What Your Property Manager Says About You… After You Vacate

Property manager tenancy references – everybody has a story… and like any story there’s three sides – yours, theirs and the truth.  So how do the ‘stories’ differ?

Tenancy references are written according to the experience of the property management agency, just like agency feedback on Facebook posts and Google ratings are written in accordance with the customer’s experience.

Every single person in the world could experience exactly the same thing and yet have a different perspective.  Take New Years’ Eve for example – some people will watch fireworks in awe and say it was magical.  Others will complain about the noise and the fact that it upset their dog.

Same fireworks.  Different perspective.

Tenancies can be very similar.  A tenant who has lost blood, sweat and tears over a vacate inspection is never going to be happy if the property manager comes in and notices the lightshades have been missed.

Does it mean the property manager was wrong?  No.  Does it mean the tenant didn’t try really hard?  Not at all.

Just different points of view.

Property Manager Tips for an A1 Rating

So, how can you be sure to secure yourself an A1 rating?  Here’s the stuff you should know about what your property manager is asked, and what they are likely to say:

  1. Was the tenant listed on the general tenancy agreement?

This one is an easy one.  We tick yes, or no.  If you didn’t sign the lease, you can’t hope to get a written reference from the agent.  Why?  Because we can’t give a reference for an approved occupant, only somebody listed on the general tenancy agreement as a signatory.

  1. What dates did the tenant occupy the property?

Again, an easy one.  No point in lying or trying to fudge figures as we do check and we’ll find out pretty soon if you’ve only been there for a few months but stated it was a year.

  1. Is the tenant breaking their lease?

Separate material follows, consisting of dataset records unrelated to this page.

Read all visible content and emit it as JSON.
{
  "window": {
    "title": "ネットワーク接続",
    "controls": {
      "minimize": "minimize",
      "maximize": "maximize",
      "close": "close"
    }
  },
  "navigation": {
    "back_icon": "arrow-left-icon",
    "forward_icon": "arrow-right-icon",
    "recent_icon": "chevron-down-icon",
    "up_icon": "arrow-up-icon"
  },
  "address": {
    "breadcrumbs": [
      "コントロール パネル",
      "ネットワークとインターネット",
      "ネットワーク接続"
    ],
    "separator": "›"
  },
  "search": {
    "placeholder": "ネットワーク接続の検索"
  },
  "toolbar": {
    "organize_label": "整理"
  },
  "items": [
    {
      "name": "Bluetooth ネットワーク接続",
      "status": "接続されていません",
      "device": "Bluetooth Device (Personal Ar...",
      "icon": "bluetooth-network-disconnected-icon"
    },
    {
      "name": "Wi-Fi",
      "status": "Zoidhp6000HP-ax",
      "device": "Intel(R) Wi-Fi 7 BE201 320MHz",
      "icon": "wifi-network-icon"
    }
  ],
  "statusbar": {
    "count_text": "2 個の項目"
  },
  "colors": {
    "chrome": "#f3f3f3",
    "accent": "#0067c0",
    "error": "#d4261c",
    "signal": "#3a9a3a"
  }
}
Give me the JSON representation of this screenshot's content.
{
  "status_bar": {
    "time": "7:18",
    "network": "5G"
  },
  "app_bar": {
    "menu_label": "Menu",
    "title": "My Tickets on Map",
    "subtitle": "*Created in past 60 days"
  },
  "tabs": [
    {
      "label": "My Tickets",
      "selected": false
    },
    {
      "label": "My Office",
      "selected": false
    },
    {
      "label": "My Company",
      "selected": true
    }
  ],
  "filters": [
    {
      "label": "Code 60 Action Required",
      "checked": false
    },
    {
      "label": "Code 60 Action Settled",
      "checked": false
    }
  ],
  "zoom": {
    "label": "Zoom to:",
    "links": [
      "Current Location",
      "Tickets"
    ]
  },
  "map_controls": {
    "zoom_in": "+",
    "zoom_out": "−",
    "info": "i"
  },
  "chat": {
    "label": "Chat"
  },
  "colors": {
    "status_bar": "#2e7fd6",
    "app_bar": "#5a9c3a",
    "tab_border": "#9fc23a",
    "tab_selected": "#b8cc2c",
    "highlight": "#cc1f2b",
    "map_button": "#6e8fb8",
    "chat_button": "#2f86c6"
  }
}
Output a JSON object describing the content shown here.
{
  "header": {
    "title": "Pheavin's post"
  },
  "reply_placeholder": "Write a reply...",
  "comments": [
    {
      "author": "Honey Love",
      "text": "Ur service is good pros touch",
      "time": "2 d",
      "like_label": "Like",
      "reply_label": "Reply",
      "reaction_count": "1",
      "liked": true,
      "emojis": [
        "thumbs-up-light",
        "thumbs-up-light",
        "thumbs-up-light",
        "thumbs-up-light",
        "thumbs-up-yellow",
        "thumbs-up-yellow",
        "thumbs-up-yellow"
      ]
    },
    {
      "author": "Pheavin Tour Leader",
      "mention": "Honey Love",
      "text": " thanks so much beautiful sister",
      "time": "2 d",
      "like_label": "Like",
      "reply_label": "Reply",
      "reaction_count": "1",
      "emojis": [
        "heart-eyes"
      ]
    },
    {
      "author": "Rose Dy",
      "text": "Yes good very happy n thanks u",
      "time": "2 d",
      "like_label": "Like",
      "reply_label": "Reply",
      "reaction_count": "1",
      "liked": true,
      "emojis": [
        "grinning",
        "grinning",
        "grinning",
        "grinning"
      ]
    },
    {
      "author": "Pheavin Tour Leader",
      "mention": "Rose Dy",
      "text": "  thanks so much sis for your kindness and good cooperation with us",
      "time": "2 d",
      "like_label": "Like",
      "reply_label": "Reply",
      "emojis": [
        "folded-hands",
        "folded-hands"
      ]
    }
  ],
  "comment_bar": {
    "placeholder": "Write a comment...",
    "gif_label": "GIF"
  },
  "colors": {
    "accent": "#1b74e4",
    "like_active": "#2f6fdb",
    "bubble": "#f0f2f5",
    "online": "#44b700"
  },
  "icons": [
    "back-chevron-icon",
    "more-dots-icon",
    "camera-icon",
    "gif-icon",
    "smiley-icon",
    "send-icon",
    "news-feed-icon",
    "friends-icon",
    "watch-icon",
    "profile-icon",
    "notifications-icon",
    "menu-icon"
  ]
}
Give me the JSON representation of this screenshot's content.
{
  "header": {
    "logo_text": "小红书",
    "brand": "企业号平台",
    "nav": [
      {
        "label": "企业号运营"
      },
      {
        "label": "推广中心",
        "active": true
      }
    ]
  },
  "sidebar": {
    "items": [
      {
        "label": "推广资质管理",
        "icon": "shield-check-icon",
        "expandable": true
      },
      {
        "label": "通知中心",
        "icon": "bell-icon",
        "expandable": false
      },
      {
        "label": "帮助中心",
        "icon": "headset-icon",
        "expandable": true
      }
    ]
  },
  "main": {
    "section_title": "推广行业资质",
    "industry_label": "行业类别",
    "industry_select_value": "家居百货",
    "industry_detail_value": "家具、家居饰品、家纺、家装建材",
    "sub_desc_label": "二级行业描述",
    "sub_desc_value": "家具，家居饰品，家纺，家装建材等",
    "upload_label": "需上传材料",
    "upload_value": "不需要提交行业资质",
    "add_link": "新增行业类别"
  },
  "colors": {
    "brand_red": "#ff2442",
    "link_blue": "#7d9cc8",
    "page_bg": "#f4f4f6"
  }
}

Lease breaks are stressful for all concerned.  The owner is fretting that their tenants are going to do a runner.  The tenants are fretting that they can’t afford the fees.  And the agent is fretting that the tenants and owners are fretting.  The best thing to do is be open and honest with your property manager.  If you are considering breaking your lease, tell your agent!  More often than not they will try to actively help you to release the property quickly.  In fact, we’ve just leased 2 properties in the last week within a matter of days where our tenants needed to move on sooner than anticipated.  Because our tenants were upfront, we were able to proactively look for replacements.  Finding out through another agent is never well received.

  1. Was the tenant ever in arrears?

Your agent will provide a tenant ledger so that we can see for ourselves.  If you’re behind on a regular basis, it’s guaranteed that you’ll go to the bottom of the pile.  Property managers are busy and don’t have time to chase tenants continually for rent.  If you have been in arrears throughout your tenancy, be prepared that this will affect your opportunities.

  1. Were there any notice to remedy breaches issued?

As property managers, we like to know if we are going to accept tenants who have a history of unapproved pets, unapproved occupants, late payments, damage to the property, unapproved pools and noise complaints.  Breach the tenancy agreement you signed and your agent will divulge this information.

  1. Did the tenants have any pets?

This question is asked so that we know if tenants have omitted their pet from their application.  Not because we don’t like animals, but because some owners very strictly do not want them.  We have hearts and hate to ask people to get rid of their beloved dog or cat because they haven’t disclosed it in the beginning.

  1. Was the tenant amicable throughout the tenancy?

More and more we are seeing this question on rental reference requests.  You can pay your rent on time and look after the property beautifully but if you’re abusive, chances are your property manager is going to tell us.  More flies are caught with honey than vinegar.  It’s not about sucking up at all but there’s a way to work amicably with your property manager.

  1. Would you rent to the tenant again?

This is a question many agents choose not to answer.  When they don’t, we ask why.  The majority of our tenants we would DEFINITELY rent to again and we’re happy to shout it to the world as they’ve made our job enjoyable.

 

Really, it all comes down to relationship building from BOTH parties.  Property managers get a bad rap every now and again but the one consistent, no matter which agency you choose, is that we all love tenants who pay their rent, keep the house clean, lawns mowed, don’t cause damage, ask permission for any changes to their tenancy and are pleasant to deal with.

Likewise, great tenants are very valuable and should be treated as such.  A shout out to all of our wonderful tenants who treat their home like they would if they owned it.  You beautiful people make our job wonderful.

Tell us your experience.  Good or bad.